Step 3: Create Your Budget
Creating a budget and tracking expenses go hand-in-hand. You can either create your budget first and then track your expenses, or track your expenses for a while before creating your budget.
Personally, I think it’s helpful to track your expenses for a month before creating a budget because it helps you to create a more realistic budget. If you’ve never tracked expenses in the past, you’re really just guessing when you’re creating a budget. Some of the numbers may be very unrealistic.
However, you can create a more accurate budget right away by going back and looking at your expenses from the past month (or the past couple of months). Check your credit card statements, bank statements, and try to recall any cash purchases.
→ Related reading: 13 Things You Can Do Today to Improve Your Finances
Step 4: Record Expenses Every Day

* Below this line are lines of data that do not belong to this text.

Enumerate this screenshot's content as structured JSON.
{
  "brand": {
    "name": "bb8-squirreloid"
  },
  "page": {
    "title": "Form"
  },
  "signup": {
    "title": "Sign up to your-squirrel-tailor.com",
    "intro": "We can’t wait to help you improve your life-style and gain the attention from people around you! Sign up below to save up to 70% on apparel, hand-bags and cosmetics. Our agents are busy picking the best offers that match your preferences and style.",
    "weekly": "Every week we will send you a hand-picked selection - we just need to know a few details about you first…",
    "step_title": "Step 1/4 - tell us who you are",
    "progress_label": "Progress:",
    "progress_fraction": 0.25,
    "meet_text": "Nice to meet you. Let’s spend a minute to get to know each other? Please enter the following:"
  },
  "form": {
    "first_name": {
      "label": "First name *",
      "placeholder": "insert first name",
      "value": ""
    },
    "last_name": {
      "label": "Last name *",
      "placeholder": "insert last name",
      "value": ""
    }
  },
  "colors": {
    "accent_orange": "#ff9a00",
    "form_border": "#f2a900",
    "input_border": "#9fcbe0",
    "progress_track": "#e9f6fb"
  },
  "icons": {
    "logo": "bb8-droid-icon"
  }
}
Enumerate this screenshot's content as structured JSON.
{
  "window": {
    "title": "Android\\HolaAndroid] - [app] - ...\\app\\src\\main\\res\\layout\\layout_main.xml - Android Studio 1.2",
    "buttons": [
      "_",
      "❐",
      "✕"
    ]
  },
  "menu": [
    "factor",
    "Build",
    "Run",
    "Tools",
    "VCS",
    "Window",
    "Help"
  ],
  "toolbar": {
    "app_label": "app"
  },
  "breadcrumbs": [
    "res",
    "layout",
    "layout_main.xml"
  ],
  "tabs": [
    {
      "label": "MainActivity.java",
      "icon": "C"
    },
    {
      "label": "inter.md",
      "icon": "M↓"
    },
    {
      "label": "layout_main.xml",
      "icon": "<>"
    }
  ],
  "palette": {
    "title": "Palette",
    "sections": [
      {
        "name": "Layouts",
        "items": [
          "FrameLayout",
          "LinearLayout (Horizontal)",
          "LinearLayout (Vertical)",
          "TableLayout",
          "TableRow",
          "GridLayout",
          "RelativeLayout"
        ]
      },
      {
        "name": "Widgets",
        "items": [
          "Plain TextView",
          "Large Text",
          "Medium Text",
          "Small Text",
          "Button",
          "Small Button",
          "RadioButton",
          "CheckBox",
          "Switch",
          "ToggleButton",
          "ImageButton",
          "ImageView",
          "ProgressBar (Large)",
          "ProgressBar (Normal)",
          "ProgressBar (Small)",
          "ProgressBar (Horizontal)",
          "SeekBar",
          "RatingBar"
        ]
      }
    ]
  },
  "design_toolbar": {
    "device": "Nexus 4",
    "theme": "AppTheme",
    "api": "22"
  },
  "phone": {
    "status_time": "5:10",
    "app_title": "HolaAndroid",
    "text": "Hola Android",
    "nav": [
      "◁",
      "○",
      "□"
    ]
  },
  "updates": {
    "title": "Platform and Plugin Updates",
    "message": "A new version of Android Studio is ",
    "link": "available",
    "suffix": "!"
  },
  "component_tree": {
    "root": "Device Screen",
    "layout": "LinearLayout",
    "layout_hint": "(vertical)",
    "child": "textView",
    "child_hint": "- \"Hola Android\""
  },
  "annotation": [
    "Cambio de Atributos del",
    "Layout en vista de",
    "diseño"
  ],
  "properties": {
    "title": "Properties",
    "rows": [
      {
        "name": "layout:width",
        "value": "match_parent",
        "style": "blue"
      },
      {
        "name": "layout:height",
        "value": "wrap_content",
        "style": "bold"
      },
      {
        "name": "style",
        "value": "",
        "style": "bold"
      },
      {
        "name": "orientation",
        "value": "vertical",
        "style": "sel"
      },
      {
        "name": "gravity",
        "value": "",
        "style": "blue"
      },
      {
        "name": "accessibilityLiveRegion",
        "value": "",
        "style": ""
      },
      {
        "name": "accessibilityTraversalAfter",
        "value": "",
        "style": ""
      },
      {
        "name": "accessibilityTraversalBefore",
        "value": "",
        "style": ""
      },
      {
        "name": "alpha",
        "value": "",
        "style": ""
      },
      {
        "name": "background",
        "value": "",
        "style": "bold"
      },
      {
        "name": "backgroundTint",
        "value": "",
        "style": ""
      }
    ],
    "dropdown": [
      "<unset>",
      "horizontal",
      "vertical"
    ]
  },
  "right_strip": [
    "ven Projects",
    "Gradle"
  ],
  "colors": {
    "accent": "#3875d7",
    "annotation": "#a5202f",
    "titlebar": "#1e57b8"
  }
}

The most critical step is to record the expenses every single day. If you don’t do it every day, you’re likely to forget. This is especially true for cash purchases because they don’t leave a paper trail (unless you keep receipts for everything).
Get in the habit or recording expenses each day and it will become second nature. For me, the best time is the evening, after I’m done with any expenses that will be made that day.
Step 5: Check Your Statements
At the end of the month, check your credit card and bank statements. Make sure that all purchases have been recorded. You probably have subscriptions and auto payments set up, and it’s easy to forget these if you’re not checking your statements.
If you’re recording expenses daily and you’re going back to check your statements at the end of the month, you should be catching everything and no expenses should be slipping through the cracks.
→ Related reading: 40 Smart Ways to Reduce Your Monthly Bills
Step 6: Adjust Your Budget as Needed
After you track your expenses for a while, you’ll probably need to adjust your budget. The budget should be fluid, so be willing to change it as needed. You can increase or decrease categories as needed, but be aware of the impact those changes have on your overall budget.
If your expenses in a particular category are going over budget every single month, you need to either increase the amount you’re budgeting for that category or find ways to reduce the expenses.
Step 7: Don’t Forget to Budget for Savings
Your budget should include a category for saving or investing. Don’t create your budget to spend all of your money and just hope that there is something left over at the end of the month to save. Make saving and investing an important part of your budget and decide how much you are going to set aside each month.
If you’re saving money each month, don’t put it in a bank account with a low-interest rate. CIT Bank is a great place to keep your savings, and they pay an interest rate that is 20x the national average! My wife and I have savings accounts and money market accounts with CIT and I highly recommend them.
An Alternative: The Cash Envelope System
One alternative to tracking expenses is to use the cash envelope system popularized by Dave Ramsey. With this approach, you’ll pay for everything with cash and you’ll have an envelope for each category in your budget. At the beginning of each month or pay period, you’ll fill the envelope with the amount of cash budgeted for that category. As you make purchases, you’ll remove and use cash from the appropriate envelopes.
If you use cash for everything, you can know how much you’ve spent in each category by simply subtracting the amount of cash that is still in the envelope at the end of the month or pay period.
The challenge here it’s nearly impossible to make all of your purchases with cash. Even if you don’t use a credit card, you’ll probably still use a debit card for some things. So you’ll at least need to go back and look at your checking account statements for any purchases that weren’t made with cash.
→ Related reading: Best Cash Envelope System Wallets
Put it Into Practice
Regardless of which method you choose, be sure that you make the small effort to actually track your expenses.